Ministers have insisted there can be no more money for prison officers, despite this week's wildcat strike by more than 20,000 officers.
The Prison Officers' Association (POA) has now formally put its concerns to the justice secretary Jack Straw.
Both sides say the talks were "constructive" but the government shows no signs of acquiescing to the union's pay demands.
Despite this, the POA is not threatening any immediate further strike action.
Earlier the prime minister argued modest public sector pay deals were "essential" for controlling inflation.
A joint statement by the POA and the Ministry of Justice said: "We have had some hours of constructive discussions. We will be meeting again in two weeks' time.
"The Justice Secretary, Jack Straw, emphasised to the POA that there can be no change in this year's pay settlement.
"The POA told him that they had no intention of further industrial action at this time but would continue to seek a resolution to the dispute."
The union now admits it broke a no-strike deal, but said it launched Wednesday's 12-hour walk-out as a mark of the desperation among its members.
Ministers were surprised by Wednesday's strike, although union leaders point out members were openly balloted on the industrial action.

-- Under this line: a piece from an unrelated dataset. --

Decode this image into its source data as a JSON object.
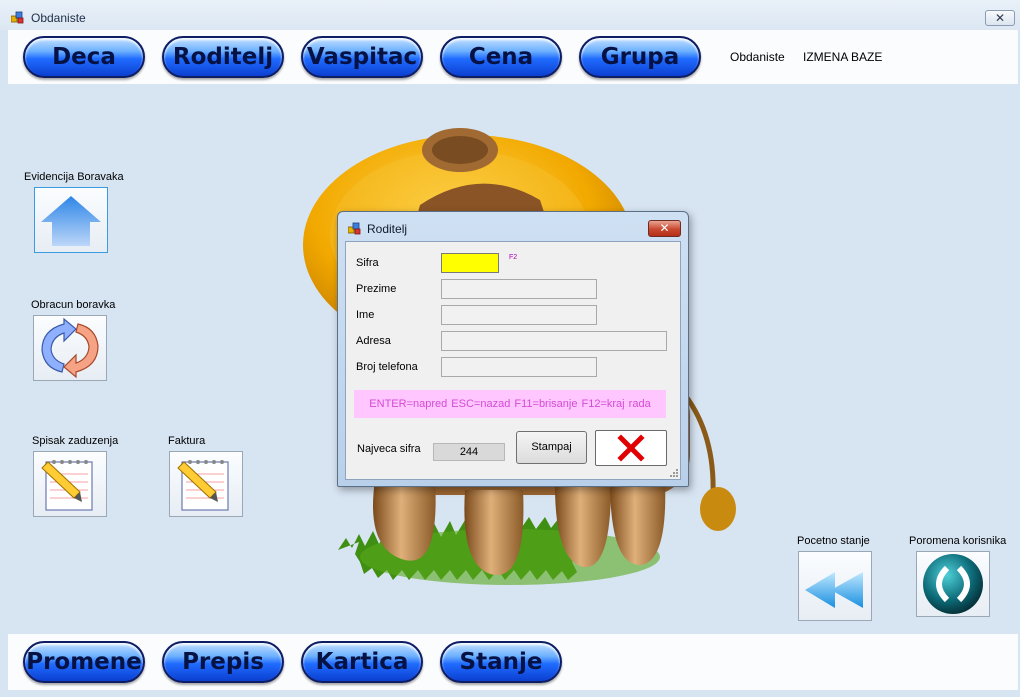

Aside from low pay, prison officers say they are bearing the brunt of the prison overcrowding crisis, while also being vulnerable to attacks.
The government has escalated its prison building plan in an attempt to ease overcrowding.
However, today it was revealed there will still be too few cells to house the growing prison population.
More than 80,000 prison places are currently available and the government has pledged to build at least 9,500 more cells.
In a worst-case scenario the prison population could rise to 102,000 by 2014. The government has no way of knowing if this scenario will pass into fact, but figures for this year show the most pessimistic projections for 2007 have already been reached.